As with any specifics such as these, it is recommended you check with your local laws to see if further information can be found. Having said that, I feel that softphones on mobile devices that are away from the main location would qualify as “off-premises” end users, which fall under what’s being discussed around paragraph 159 in this doc:
Which starts with:
159. In contrast, we conclude that MLTS providers should not be subject to the same location
requirements for off-premises MLTS calls to the extent compliance is not technically feasible. When an
MLTS end user is off-premises, the MLTS does not typically control or have access to location
And paragraph 160, which goes on to say:
160. In light of these factors, we conclude it is premature to prescribe specific standards for
location of off-premises MLTS calls when compliance with our on-site requirements would not be
technically feasible, and we therefore adopt a flexible approach that avoids imposing impossible
requirements. For off-premises 911 calls, the MLTS operator or manager must provide (1) dispatchable
location, if technically feasible, or, otherwise, either 2) manually-updated dispatchable location, or
(3) enhanced location information, which may be coordinate-based, consisting of the best available
location that can be obtained from any available technology or combination of technologies at reasonable
cost. This requirement will take effect two years from the effective date of rules adopted by this order.
The flexibility inherent in this requirement should lessen the burden and the amount of time it will take to
comply. We recognize that as a practical matter, MLTS providers are unlikely to be capable of providing
dispatchable location for most off-premises calls, and that “best-available” location information may be
limited in the near term. Nevertheless, over time this requirement will encourage development of
improved location capabilities for off-premises MLTS 911 calls.
These are just excerpts. Please see the doc for further details and context.
I agree with your second point with a lot of this stuff.

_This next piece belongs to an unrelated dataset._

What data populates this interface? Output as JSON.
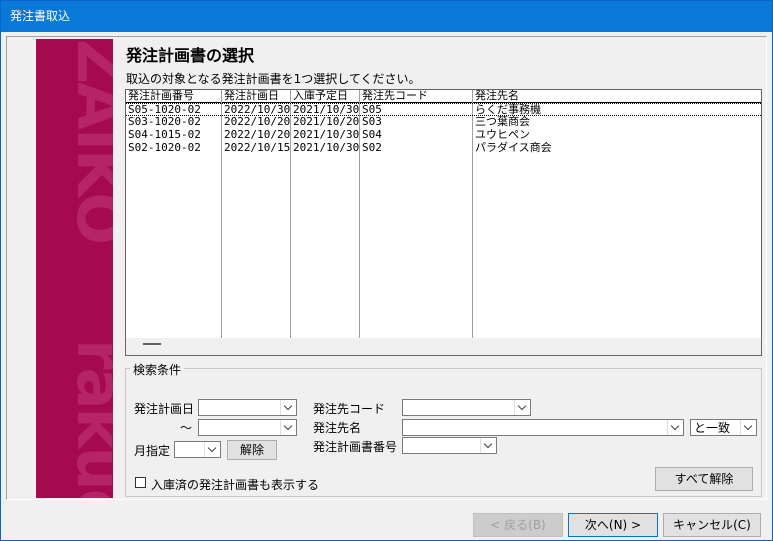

In this case, it’s like they acknowledge some devices can’t meet the current requirements based on technical feasibility, but their solution is to just give these situations a later deadline.
From a practical stance, I’d advise all mobile softphone users to consider using the cell phone’s service, or a local phone when calling 911 instead of through the softphone if feasible. Or at least have them understand the difference. Although, that type of explanation would be a good idea regardless of these new rules.